In today’s marketplace brands are spending an unprecedented amount of time and money engaging consumers to attract new customers and generate new business. Engagement has become a critical pillar in modern marketing. In our young age of digital communication, a lot has been done to blur the lines between communications disciplines. Public relations, advertising, marketing, customer service, and sales are now each affected by the public’s growing use of social media to engage and talk about brands on their own terms.
The messy conglomeration of marketing and communications disciplines has made for some challenges and some opportunities.
One of the many disciplines we advise on and manage as an agency is social media. Increasingly we have found ourselves acting in a first-responder capacity with dissatisfied customers of our clients. Social media has become the front lines of customer service for the connected customer.
Our first challenge is to help our clients see this as a good thing. Challenges with customer expectations is not new for businesses, and neither are customers that voice their dissatisfaction. Now we have new ways of tuning into brand related chatter and engaging the customer. This creates an additional opportunity to retain customers and demonstrate care in highly visible manner.
This dedication to serving the customer reminds me of Joseph Jaffe and his book Flip the Funnel; where he demonstrates the value of viewing engagement with customers beyond the sales cycle as an extension of marketing. In his book he states;
Churn [read: loss of customer loyalty] is directly related to our inability to overdeliver or our propensity to underdeliver, relative to our customers expectations of how they deserve to be treated in the first place.
Expectations are a powerful thing. Especially considering that we are often not the ones who get to set them.
Three realities that we have helped our clients with:
Expectations are often proportionate with product cost if you are in the luxury product business. If your product costs more, the expectations are much higher. Fair or not, if a customer pays more for a product, there is a greater expectation that the company will go the extra mile to stand behind its product. This reality is not isolated to social media, customers have always had higher expectations for luxury products. However, these higher expectations for white glove service have been extended to the online experience.
Blaming the customer in a public forum is never worthwhile. Remember that social often means public. You would never have it out with a customer in the middle of a showroom. Listening with an open mind and responding graciously should always be your initial posture. The initial response from a brand online can have a significant effect on the rest of the conversation.
A positive response that is receptive and helpful will increase purchasing intent by others online.
Likewise, your response could be seen by many other existing or future prospects as a testament to your commitment to customer service, good or bad. Furthermore, studies show that a response that provides insights about the best use of your product is a powerful conversion tool when seen by others.
A recent Conversation Index study from Bazaar Voice underscores these realities. The study monitored user perceptions of responsive brands and demonstrated that consumers exhibited a higher purchase intent when observing brands responding to comments and complaints. The study identified the following trends:
- Responding to poor customer feedback increases purchase intent.
- Brand responses improve product sentiment among potential buyers.

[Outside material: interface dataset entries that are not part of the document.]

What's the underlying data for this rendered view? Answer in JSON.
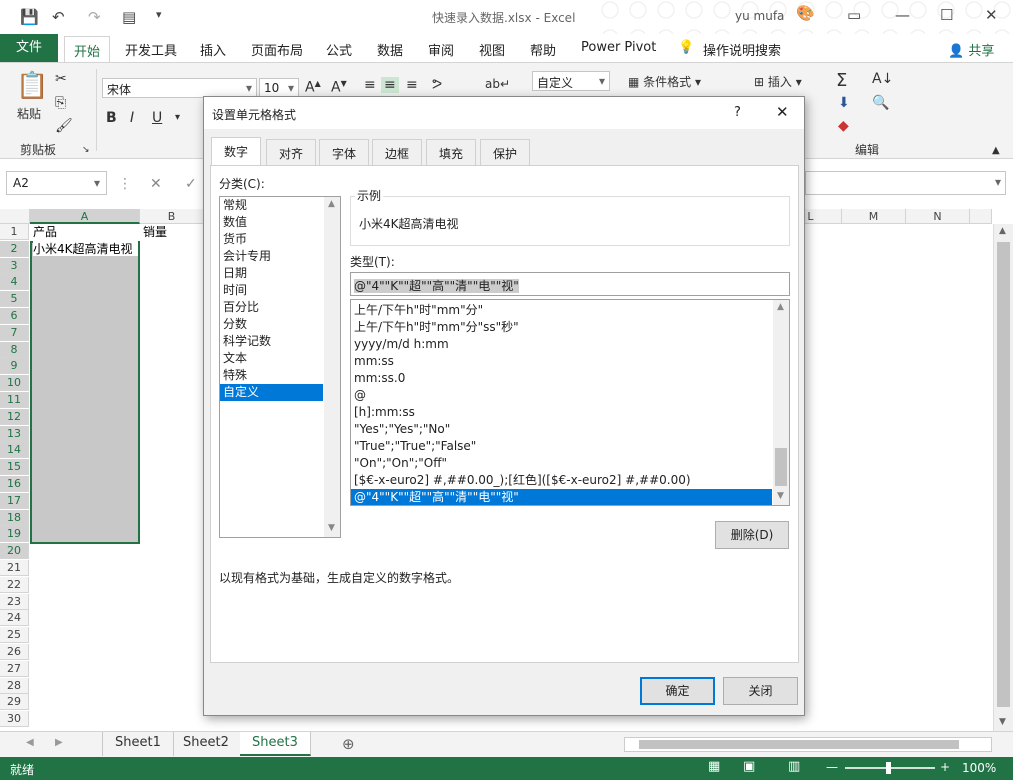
{
  "title_bar": {
    "file_name": "快速录入数据.xlsx",
    "separator": "-",
    "app": "Excel",
    "user": "yu mufa"
  },
  "ribbon_tabs": [
    "文件",
    "开始",
    "开发工具",
    "插入",
    "页面布局",
    "公式",
    "数据",
    "审阅",
    "视图",
    "帮助",
    "Power Pivot",
    "操作说明搜索"
  ],
  "share_label": "共享",
  "ribbon": {
    "paste_label": "粘贴",
    "clipboard_group": "剪贴板",
    "font_name": "宋体",
    "font_size": "10",
    "number_format": "自定义",
    "conditional_format": "条件格式",
    "insert_label": "插入",
    "editing_group": "编辑"
  },
  "name_box": "A2",
  "grid": {
    "columns": [
      "A",
      "B",
      "L",
      "M",
      "N"
    ],
    "rows": [
      "1",
      "2",
      "3",
      "4",
      "5",
      "6",
      "7",
      "8",
      "9",
      "10",
      "11",
      "12",
      "13",
      "14",
      "15",
      "16",
      "17",
      "18",
      "19",
      "20",
      "21",
      "22",
      "23",
      "24",
      "25",
      "26",
      "27",
      "28",
      "29",
      "30"
    ],
    "a1": "产品",
    "b1": "销量",
    "a2": "小米4K超高清电视"
  },
  "sheet_tabs": [
    "Sheet1",
    "Sheet2",
    "Sheet3"
  ],
  "active_sheet": "Sheet3",
  "status": {
    "ready": "就绪",
    "zoom": "100%"
  },
  "dialog": {
    "title": "设置单元格格式",
    "help": "?",
    "tabs": [
      "数字",
      "对齐",
      "字体",
      "边框",
      "填充",
      "保护"
    ],
    "category_label": "分类(C):",
    "categories": [
      "常规",
      "数值",
      "货币",
      "会计专用",
      "日期",
      "时间",
      "百分比",
      "分数",
      "科学记数",
      "文本",
      "特殊",
      "自定义"
    ],
    "selected_category": "自定义",
    "sample_label": "示例",
    "sample_value": "小米4K超高清电视",
    "type_label": "类型(T):",
    "type_value": "@\"4\"\"K\"\"超\"\"高\"\"清\"\"电\"\"视\"",
    "type_list": [
      "上午/下午h\"时\"mm\"分\"",
      "上午/下午h\"时\"mm\"分\"ss\"秒\"",
      "yyyy/m/d h:mm",
      "mm:ss",
      "mm:ss.0",
      "@",
      "[h]:mm:ss",
      "\"Yes\";\"Yes\";\"No\"",
      "\"True\";\"True\";\"False\"",
      "\"On\";\"On\";\"Off\"",
      "[$€-x-euro2] #,##0.00_);[红色]([$€-x-euro2] #,##0.00)",
      "@\"4\"\"K\"\"超\"\"高\"\"清\"\"电\"\"视\""
    ],
    "delete_button": "删除(D)",
    "description": "以现有格式为基础，生成自定义的数字格式。",
    "ok_button": "确定",
    "close_button": "关闭"
  },
  "colors": {
    "excel_green": "#217346",
    "selection_blue": "#0078d7"
  }
}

- Lengthier, more detailed, and more balanced customer feedback is considered most helpful.
- Reviews often contain calls to action – opportunities to respond.

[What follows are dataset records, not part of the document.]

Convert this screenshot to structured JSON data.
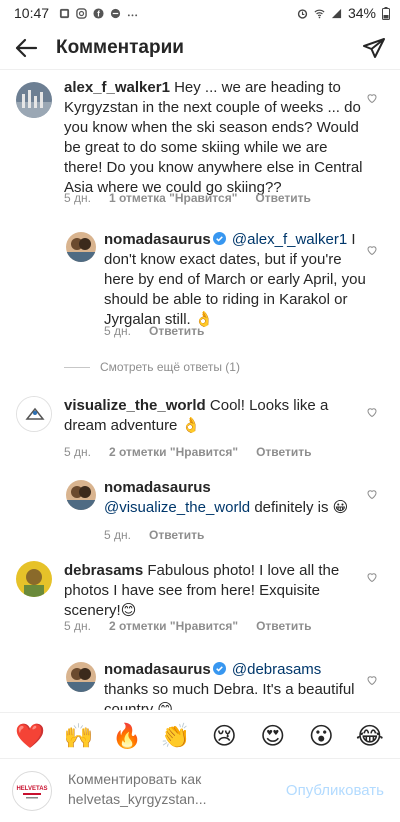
{
  "status_bar": {
    "time": "10:47",
    "battery": "34%"
  },
  "header": {
    "title": "Комментарии"
  },
  "comments": [
    {
      "username": "alex_f_walker1",
      "text": "Hey ... we are heading to Kyrgyzstan in the next couple of weeks ... do you know when the ski season ends? Would be great to do some skiing while we are there! Do you know anywhere else in Central Asia where we could go skiing??",
      "time": "5 дн.",
      "likes": "1 отметка \"Нравится\"",
      "reply_label": "Ответить"
    },
    {
      "username": "nomadasaurus",
      "mention": "@alex_f_walker1",
      "text": "I don't know exact dates, but if you're here by end of March or early April, you should be able to riding in Karakol or Jyrgalan still. 👌",
      "time": "5 дн.",
      "reply_label": "Ответить"
    },
    {
      "more_replies": "Смотреть ещё ответы (1)"
    },
    {
      "username": "visualize_the_world",
      "text": "Cool! Looks like a dream adventure 👌",
      "time": "5 дн.",
      "likes": "2 отметки \"Нравится\"",
      "reply_label": "Ответить"
    },
    {
      "username": "nomadasaurus",
      "mention": "@visualize_the_world",
      "text": "definitely is 😀",
      "time": "5 дн.",
      "reply_label": "Ответить"
    },
    {
      "username": "debrasams",
      "text": "Fabulous photo! I love all the photos I have see from here! Exquisite scenery!😊",
      "time": "5 дн.",
      "likes": "2 отметки \"Нравится\"",
      "reply_label": "Ответить"
    },
    {
      "username": "nomadasaurus",
      "mention": "@debrasams",
      "text": "thanks so much Debra. It's a beautiful country 😊"
    }
  ],
  "emoji_bar": [
    "❤️",
    "🙌",
    "🔥",
    "👏",
    "😢",
    "😍",
    "😮",
    "😂"
  ],
  "input": {
    "placeholder": "Комментировать как helvetas_kyrgyzstan...",
    "publish_label": "Опубликовать",
    "avatar_text": "HELVETAS"
  },
  "colors": {
    "accent": "#0095f6",
    "publish_disabled": "#b3dbff",
    "verified": "#3897f0",
    "mention": "#00376b",
    "meta": "#8e8e8e"
  }
}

Study participants that witnessed brand responses to negative reviews with helpful experienced a 186% increase in purchase intent when compared to participants who saw no response (see chart below).
Image Credit: Bazaar Voice Conversation Index Volume 6
A wealth of opportunity can be found for brands that choose to engage with negative user comments and posts online. In doing so, brands live up to the higher expectations set by users while also increasing purchase intent in those who witness these exchanges.
This post was originally authored for and appeared on the Get to the Grape blog, a blog for Merlot Marketing where I served as Digital Communications Director. The article was originally posted on October 24th, 2013.